Robotic technology is employed in the preparation of most arrays. The DNA sequences are bound to a surface such as a nylon membrane or glass slide at precisely defined locations on a grid. Using an alternate method, some arrays are produced using laser lithographic processes and are referred to as biochips or gene chips. The composition of DNA on the arrays is of two general types:
- Oligonucleotides or DNA fragments (approximately 20-25 nucleotide bases). These arrays are frequently used in genotyping experiments. The sequences of alternate gene forms may be included for detection of mutations or normal variants (polymorphisms).
- Complete or partial cDNA (approximately 500-5 000 nucleotide bases). These arrays are generally used for relative gene expression analysis of two or more samples; however, oligonucleotide-based arrays may also be used for these studies.

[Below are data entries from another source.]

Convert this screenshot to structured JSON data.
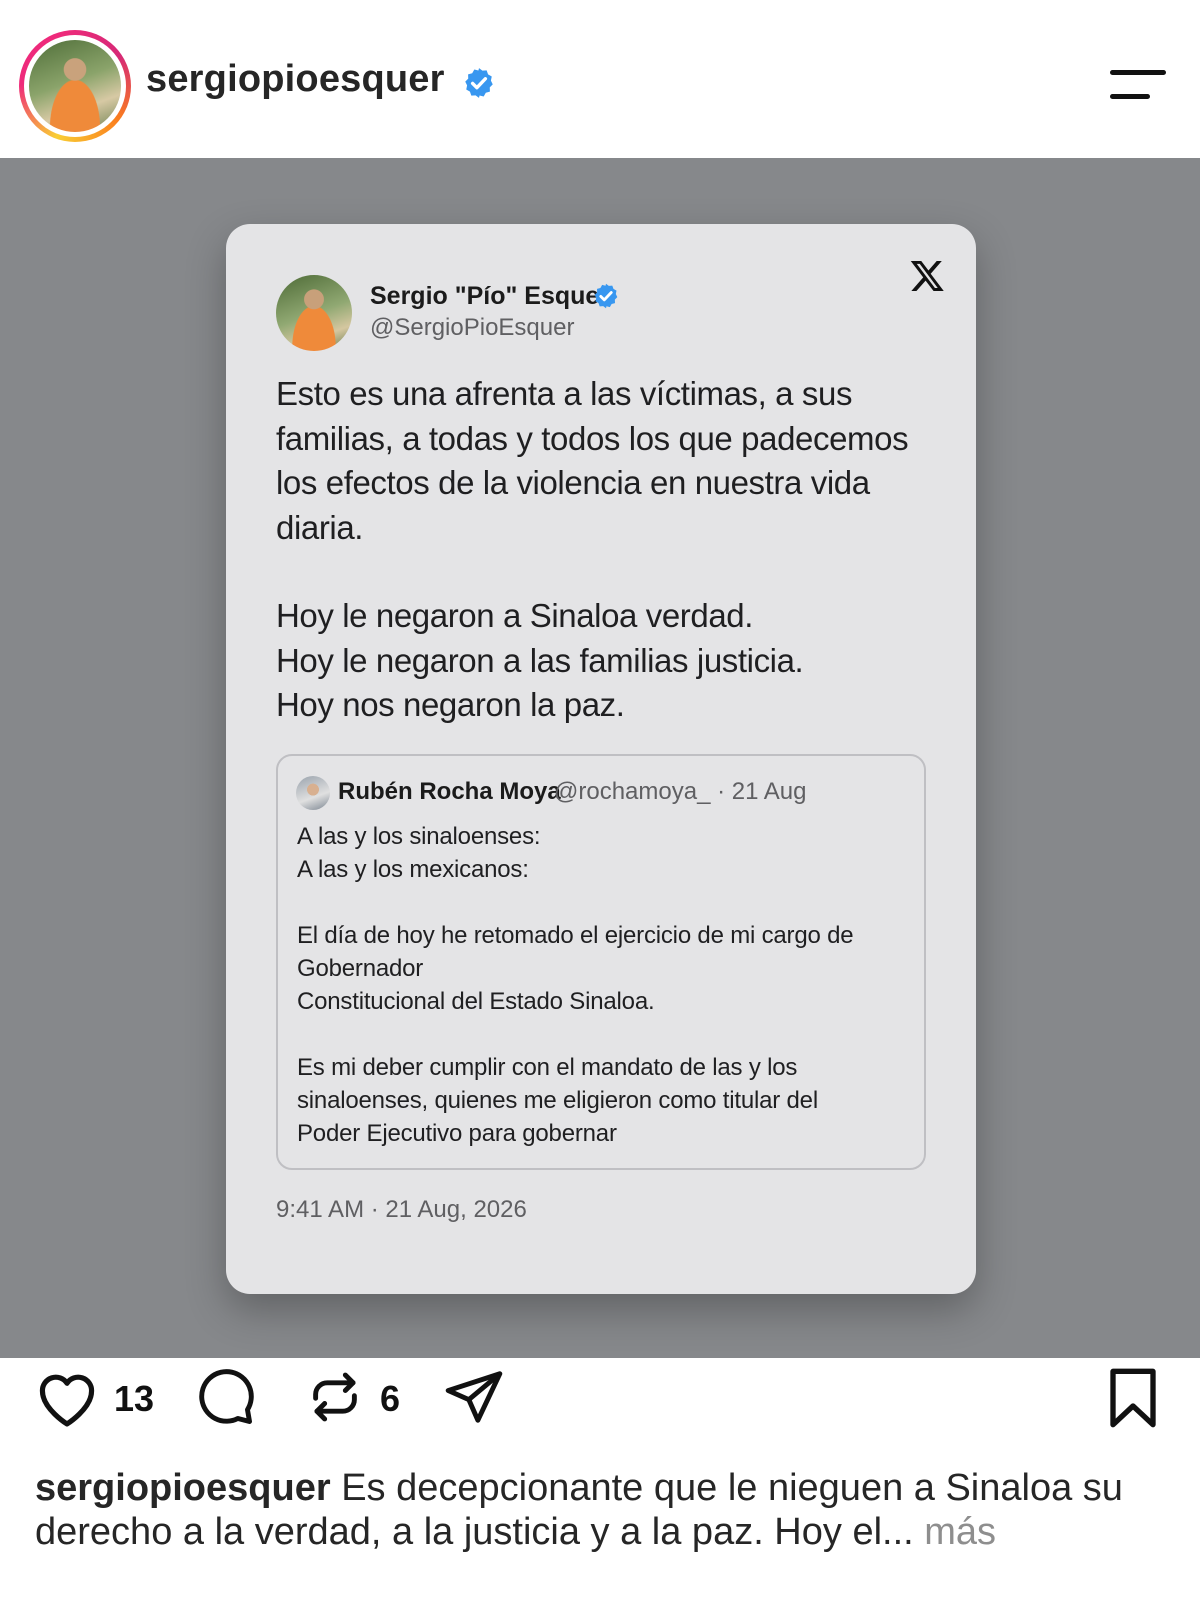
{
  "header": {
    "username": "sergiopioesquer"
  },
  "tweet": {
    "author_name": "Sergio \"Pío\" Esquer",
    "author_handle": "@SergioPioEsquer",
    "paragraph1": "Esto es una afrenta a las víctimas, a sus familias, a todas y todos los que padecemos los efectos de la violencia en nuestra vida diaria.",
    "line2": "Hoy le negaron a Sinaloa verdad.",
    "line3": "Hoy le negaron a las familias justicia.",
    "line4": "Hoy nos negaron la paz.",
    "timestamp": "9:41 AM · 21 Aug, 2026",
    "quote": {
      "author_name": "Rubén Rocha Moya",
      "meta": "@rochamoya_ · 21 Aug",
      "line1": "A las y los sinaloenses:",
      "line2": "A las y los mexicanos:",
      "para2_line1": "El día de hoy he retomado el ejercicio de mi cargo de",
      "para2_line2": "Gobernador",
      "para2_line3": "Constitucional del Estado Sinaloa.",
      "para3_line1": "Es mi deber cumplir con el mandato de las y los",
      "para3_line2": "sinaloenses, quienes me eligieron como titular del",
      "para3_line3": "Poder Ejecutivo para gobernar"
    }
  },
  "actions": {
    "likes": "13",
    "reposts": "6"
  },
  "caption": {
    "username": "sergiopioesquer",
    "text": "Es decepcionante que le nieguen a Sinaloa su derecho a la verdad, a la justicia y a la paz. Hoy el...",
    "more": "más"
  },
  "icons": {
    "verified": "verified-badge-icon",
    "menu": "hamburger-menu-icon",
    "x": "x-logo-icon",
    "like": "heart-icon",
    "comment": "comment-icon",
    "repost": "repost-icon",
    "share": "send-icon",
    "save": "bookmark-icon"
  },
  "colors": {
    "verified_blue": "#3897f0",
    "post_background": "#86888b",
    "card_background": "#e4e4e6"
  }
}
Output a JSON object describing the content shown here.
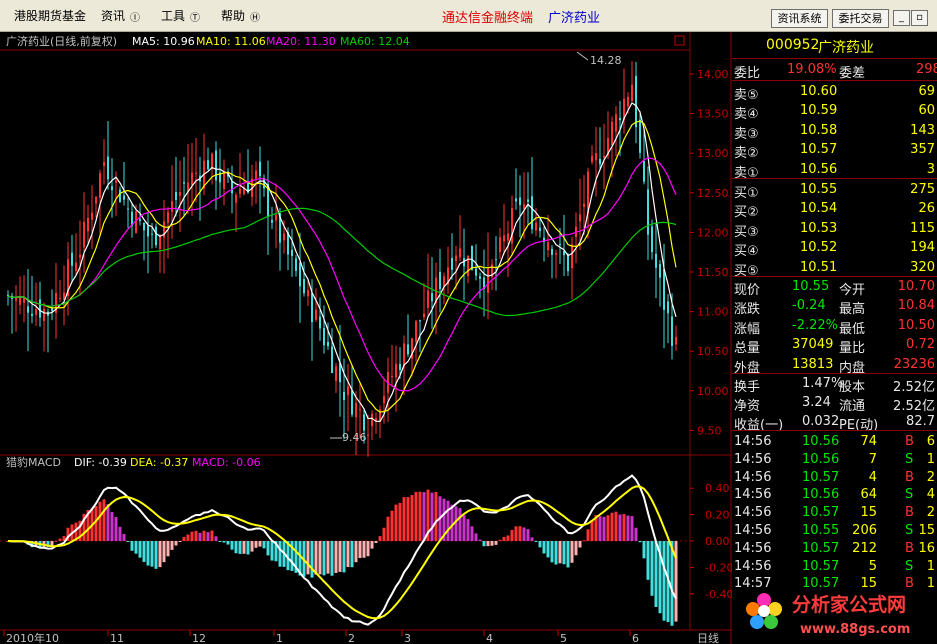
{
  "menu": {
    "items": [
      "港股期货基金",
      "资讯",
      "工具",
      "帮助"
    ],
    "app_title": "通达信金融终端",
    "stock_name": "广济药业",
    "btn_news": "资讯系统",
    "btn_trade": "委托交易"
  },
  "kline": {
    "title": "广济药业(日线,前复权)",
    "ma5": "MA5: 10.96",
    "ma10": "MA10: 11.06",
    "ma20": "MA20: 11.30",
    "ma60": "MA60: 12.04",
    "high_mark": "14.28",
    "low_mark": "9.46",
    "y_ticks": [
      "14.00",
      "13.50",
      "13.00",
      "12.50",
      "12.00",
      "11.50",
      "11.00",
      "10.50",
      "10.00",
      "9.50"
    ]
  },
  "macd": {
    "title": "猎豹MACD",
    "dif": "DIF: -0.39",
    "dea": "DEA: -0.37",
    "macd": "MACD: -0.06",
    "y_ticks": [
      "0.40",
      "0.20",
      "0.00",
      "-0.20",
      "-0.40"
    ]
  },
  "x_axis": {
    "labels": [
      "2010年10",
      "11",
      "12",
      "1",
      "2",
      "3",
      "4",
      "5",
      "6"
    ],
    "period": "日线"
  },
  "quote": {
    "code": "000952",
    "name": "广济药业",
    "weibi_label": "委比",
    "weibi": "19.08%",
    "weicha_label": "委差",
    "weicha": "298",
    "asks": [
      {
        "label": "卖⑤",
        "price": "10.60",
        "vol": "69"
      },
      {
        "label": "卖④",
        "price": "10.59",
        "vol": "60"
      },
      {
        "label": "卖③",
        "price": "10.58",
        "vol": "143"
      },
      {
        "label": "卖②",
        "price": "10.57",
        "vol": "357"
      },
      {
        "label": "卖①",
        "price": "10.56",
        "vol": "3"
      }
    ],
    "bids": [
      {
        "label": "买①",
        "price": "10.55",
        "vol": "275"
      },
      {
        "label": "买②",
        "price": "10.54",
        "vol": "26"
      },
      {
        "label": "买③",
        "price": "10.53",
        "vol": "115"
      },
      {
        "label": "买④",
        "price": "10.52",
        "vol": "194"
      },
      {
        "label": "买⑤",
        "price": "10.51",
        "vol": "320"
      }
    ],
    "stats": [
      {
        "l1": "现价",
        "v1": "10.55",
        "l2": "今开",
        "v2": "10.70"
      },
      {
        "l1": "涨跌",
        "v1": "-0.24",
        "l2": "最高",
        "v2": "10.84"
      },
      {
        "l1": "涨幅",
        "v1": "-2.22%",
        "l2": "最低",
        "v2": "10.50"
      },
      {
        "l1": "总量",
        "v1": "37049",
        "l2": "量比",
        "v2": "0.72"
      },
      {
        "l1": "外盘",
        "v1": "13813",
        "l2": "内盘",
        "v2": "23236"
      }
    ],
    "stats2": [
      {
        "l1": "换手",
        "v1": "1.47%",
        "l2": "股本",
        "v2": "2.52亿"
      },
      {
        "l1": "净资",
        "v1": "3.24",
        "l2": "流通",
        "v2": "2.52亿"
      },
      {
        "l1": "收益(一)",
        "v1": "0.032",
        "l2": "PE(动)",
        "v2": "82.7"
      }
    ],
    "ticks": [
      {
        "time": "14:56",
        "price": "10.56",
        "vol": "74",
        "bs": "B",
        "n": "6"
      },
      {
        "time": "14:56",
        "price": "10.56",
        "vol": "7",
        "bs": "S",
        "n": "1"
      },
      {
        "time": "14:56",
        "price": "10.57",
        "vol": "4",
        "bs": "B",
        "n": "2"
      },
      {
        "time": "14:56",
        "price": "10.56",
        "vol": "64",
        "bs": "S",
        "n": "4"
      },
      {
        "time": "14:56",
        "price": "10.57",
        "vol": "15",
        "bs": "B",
        "n": "2"
      },
      {
        "time": "14:56",
        "price": "10.55",
        "vol": "206",
        "bs": "S",
        "n": "15"
      },
      {
        "time": "14:56",
        "price": "10.57",
        "vol": "212",
        "bs": "B",
        "n": "16"
      },
      {
        "time": "14:56",
        "price": "10.57",
        "vol": "5",
        "bs": "S",
        "n": "1"
      },
      {
        "time": "14:57",
        "price": "10.57",
        "vol": "15",
        "bs": "B",
        "n": "1"
      }
    ]
  },
  "watermark": {
    "brand": "分析家公式网",
    "url": "www.88gs.com"
  },
  "colors": {
    "up": "#ff3232",
    "down": "#40e0e0",
    "ma5": "#ffffff",
    "ma10": "#ffff00",
    "ma20": "#ff00ff",
    "ma60": "#00cc00",
    "grid": "#8b0000"
  }
}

DNA samples are prepared from the cells or tissues of interest. For genotyping analysis, the sample is genomic DNA. For expression analysis, the sample is cDNA, DNA copies of RNA. The DNA samples are tagged with a radioactive or fluorescent label and applied to the array. Single stranded DNA will bind to a complementary strand of DNA. At positions on the array where the immobilized DNA recognizes a complementary DNA in the sample, binding or hybridization occurs. The labeled sample DNA marks the exact positions on the array where binding occurs, allowing automatic detection. The output consists of a list of hybridization events, indicating the presence or the relative abundance of specific DNA sequences that are present in the sample.